What is needed:
Please repeat all the entries. Nothing may differ.

Dataset items
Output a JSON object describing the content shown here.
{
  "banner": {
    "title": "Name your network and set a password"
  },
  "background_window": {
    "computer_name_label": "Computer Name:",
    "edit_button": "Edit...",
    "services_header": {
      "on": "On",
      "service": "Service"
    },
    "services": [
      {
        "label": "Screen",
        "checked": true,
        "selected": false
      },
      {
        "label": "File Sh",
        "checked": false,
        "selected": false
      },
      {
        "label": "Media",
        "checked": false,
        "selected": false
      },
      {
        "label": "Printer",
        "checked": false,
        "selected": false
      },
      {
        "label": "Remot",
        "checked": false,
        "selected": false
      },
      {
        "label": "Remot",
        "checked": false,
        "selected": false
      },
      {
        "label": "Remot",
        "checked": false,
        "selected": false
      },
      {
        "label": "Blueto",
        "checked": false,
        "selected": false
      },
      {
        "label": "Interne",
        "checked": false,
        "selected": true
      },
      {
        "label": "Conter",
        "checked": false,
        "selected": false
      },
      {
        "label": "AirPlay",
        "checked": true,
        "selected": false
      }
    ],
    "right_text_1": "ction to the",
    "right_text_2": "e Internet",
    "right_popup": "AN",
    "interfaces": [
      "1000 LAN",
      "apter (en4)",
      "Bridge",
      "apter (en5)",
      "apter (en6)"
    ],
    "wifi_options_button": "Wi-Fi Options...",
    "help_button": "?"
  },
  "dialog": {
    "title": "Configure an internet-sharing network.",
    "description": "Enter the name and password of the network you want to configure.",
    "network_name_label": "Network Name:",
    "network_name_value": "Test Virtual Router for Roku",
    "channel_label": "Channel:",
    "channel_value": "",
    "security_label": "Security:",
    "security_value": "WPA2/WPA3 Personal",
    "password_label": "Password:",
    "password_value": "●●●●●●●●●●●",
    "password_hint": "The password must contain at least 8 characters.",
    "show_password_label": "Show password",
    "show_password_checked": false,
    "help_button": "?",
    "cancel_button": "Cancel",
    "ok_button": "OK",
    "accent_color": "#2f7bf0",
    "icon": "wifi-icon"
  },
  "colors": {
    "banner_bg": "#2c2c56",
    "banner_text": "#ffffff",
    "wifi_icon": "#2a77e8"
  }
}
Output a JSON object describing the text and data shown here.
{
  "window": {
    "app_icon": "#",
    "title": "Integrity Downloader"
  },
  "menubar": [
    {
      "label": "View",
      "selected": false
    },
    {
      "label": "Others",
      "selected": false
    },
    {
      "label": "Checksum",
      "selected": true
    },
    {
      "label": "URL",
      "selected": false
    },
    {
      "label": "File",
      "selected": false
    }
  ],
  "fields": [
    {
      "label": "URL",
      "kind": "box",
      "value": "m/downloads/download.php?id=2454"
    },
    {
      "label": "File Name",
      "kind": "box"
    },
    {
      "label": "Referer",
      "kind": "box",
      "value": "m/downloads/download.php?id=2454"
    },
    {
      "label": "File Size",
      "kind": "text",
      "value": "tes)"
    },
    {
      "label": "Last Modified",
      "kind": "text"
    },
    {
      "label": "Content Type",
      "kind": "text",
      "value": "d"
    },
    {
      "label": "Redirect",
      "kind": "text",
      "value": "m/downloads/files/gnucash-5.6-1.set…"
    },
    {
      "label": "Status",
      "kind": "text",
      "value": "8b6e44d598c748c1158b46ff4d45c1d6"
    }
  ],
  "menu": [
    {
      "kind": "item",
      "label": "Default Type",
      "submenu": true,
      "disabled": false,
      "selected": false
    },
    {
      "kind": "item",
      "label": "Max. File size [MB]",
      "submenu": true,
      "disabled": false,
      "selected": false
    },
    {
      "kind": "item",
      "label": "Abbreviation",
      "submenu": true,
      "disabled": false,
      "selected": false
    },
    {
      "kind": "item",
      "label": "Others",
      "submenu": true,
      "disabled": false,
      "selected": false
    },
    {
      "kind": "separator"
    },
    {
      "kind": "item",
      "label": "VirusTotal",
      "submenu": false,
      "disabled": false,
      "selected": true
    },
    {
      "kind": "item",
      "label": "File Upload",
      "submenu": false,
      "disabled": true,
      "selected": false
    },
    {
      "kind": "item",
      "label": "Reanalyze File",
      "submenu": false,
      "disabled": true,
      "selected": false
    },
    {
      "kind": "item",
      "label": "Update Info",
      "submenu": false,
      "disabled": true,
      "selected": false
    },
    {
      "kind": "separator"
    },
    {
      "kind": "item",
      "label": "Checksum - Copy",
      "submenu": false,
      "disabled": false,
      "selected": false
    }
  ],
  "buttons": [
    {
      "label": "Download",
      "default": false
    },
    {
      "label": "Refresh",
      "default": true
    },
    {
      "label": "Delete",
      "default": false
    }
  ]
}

Exercise solution:
Output a JSON object describing the content shown here.
{
  "banner": {
    "title": "Name your network and set a password"
  },
  "background_window": {
    "computer_name_label": "Computer Name:",
    "edit_button": "Edit...",
    "services_header": {
      "on": "On",
      "service": "Service"
    },
    "services": [
      {
        "label": "Screen",
        "checked": true,
        "selected": false
      },
      {
        "label": "File Sh",
        "checked": false,
        "selected": false
      },
      {
        "label": "Media",
        "checked": false,
        "selected": false
      },
      {
        "label": "Printer",
        "checked": false,
        "selected": false
      },
      {
        "label": "Remot",
        "checked": false,
        "selected": false
      },
      {
        "label": "Remot",
        "checked": false,
        "selected": false
      },
      {
        "label": "Remot",
        "checked": false,
        "selected": false
      },
      {
        "label": "Blueto",
        "checked": false,
        "selected": false
      },
      {
        "label": "Interne",
        "checked": false,
        "selected": true
      },
      {
        "label": "Conter",
        "checked": false,
        "selected": false
      },
      {
        "label": "AirPlay",
        "checked": true,
        "selected": false
      }
    ],
    "right_text_1": "ction to the",
    "right_text_2": "e Internet",
    "right_popup": "AN",
    "interfaces": [
      "1000 LAN",
      "apter (en4)",
      "Bridge",
      "apter (en5)",
      "apter (en6)"
    ],
    "wifi_options_button": "Wi-Fi Options...",
    "help_button": "?"
  },
  "dialog": {
    "title": "Configure an internet-sharing network.",
    "description": "Enter the name and password of the network you want to configure.",
    "network_name_label": "Network Name:",
    "network_name_value": "Test Virtual Router for Roku",
    "channel_label": "Channel:",
    "channel_value": "",
    "security_label": "Security:",
    "security_value": "WPA2/WPA3 Personal",
    "password_label": "Password:",
    "password_value": "●●●●●●●●●●●",
    "password_hint": "The password must contain at least 8 characters.",
    "show_password_label": "Show password",
    "show_password_checked": false,
    "help_button": "?",
    "cancel_button": "Cancel",
    "ok_button": "OK",
    "accent_color": "#2f7bf0",
    "icon": "wifi-icon"
  },
  "colors": {
    "banner_bg": "#2c2c56",
    "banner_text": "#ffffff",
    "wifi_icon": "#2a77e8"
  }
}
Output a JSON object describing the text and data shown here.
{
  "window": {
    "app_icon": "#",
    "title": "Integrity Downloader"
  },
  "menubar": [
    {
      "label": "View",
      "selected": false
    },
    {
      "label": "Others",
      "selected": false
    },
    {
      "label": "Checksum",
      "selected": true
    },
    {
      "label": "URL",
      "selected": false
    },
    {
      "label": "File",
      "selected": false
    }
  ],
  "fields": [
    {
      "label": "URL",
      "kind": "box",
      "value": "m/downloads/download.php?id=2454"
    },
    {
      "label": "File Name",
      "kind": "box"
    },
    {
      "label": "Referer",
      "kind": "box",
      "value": "m/downloads/download.php?id=2454"
    },
    {
      "label": "File Size",
      "kind": "text",
      "value": "tes)"
    },
    {
      "label": "Last Modified",
      "kind": "text"
    },
    {
      "label": "Content Type",
      "kind": "text",
      "value": "d"
    },
    {
      "label": "Redirect",
      "kind": "text",
      "value": "m/downloads/files/gnucash-5.6-1.set…"
    },
    {
      "label": "Status",
      "kind": "text",
      "value": "8b6e44d598c748c1158b46ff4d45c1d6"
    }
  ],
  "menu": [
    {
      "kind": "item",
      "label": "Default Type",
      "submenu": true,
      "disabled": false,
      "selected": false
    },
    {
      "kind": "item",
      "label": "Max. File size [MB]",
      "submenu": true,
      "disabled": false,
      "selected": false
    },
    {
      "kind": "item",
      "label": "Abbreviation",
      "submenu": true,
      "disabled": false,
      "selected": false
    },
    {
      "kind": "item",
      "label": "Others",
      "submenu": true,
      "disabled": false,
      "selected": false
    },
    {
      "kind": "separator"
    },
    {
      "kind": "item",
      "label": "VirusTotal",
      "submenu": false,
      "disabled": false,
      "selected": true
    },
    {
      "kind": "item",
      "label": "File Upload",
      "submenu": false,
      "disabled": true,
      "selected": false
    },
    {
      "kind": "item",
      "label": "Reanalyze File",
      "submenu": false,
      "disabled": true,
      "selected": false
    },
    {
      "kind": "item",
      "label": "Update Info",
      "submenu": false,
      "disabled": true,
      "selected": false
    },
    {
      "kind": "separator"
    },
    {
      "kind": "item",
      "label": "Checksum - Copy",
      "submenu": false,
      "disabled": false,
      "selected": false
    }
  ],
  "buttons": [
    {
      "label": "Download",
      "default": false
    },
    {
      "label": "Refresh",
      "default": true
    },
    {
      "label": "Delete",
      "default": false
    }
  ]
}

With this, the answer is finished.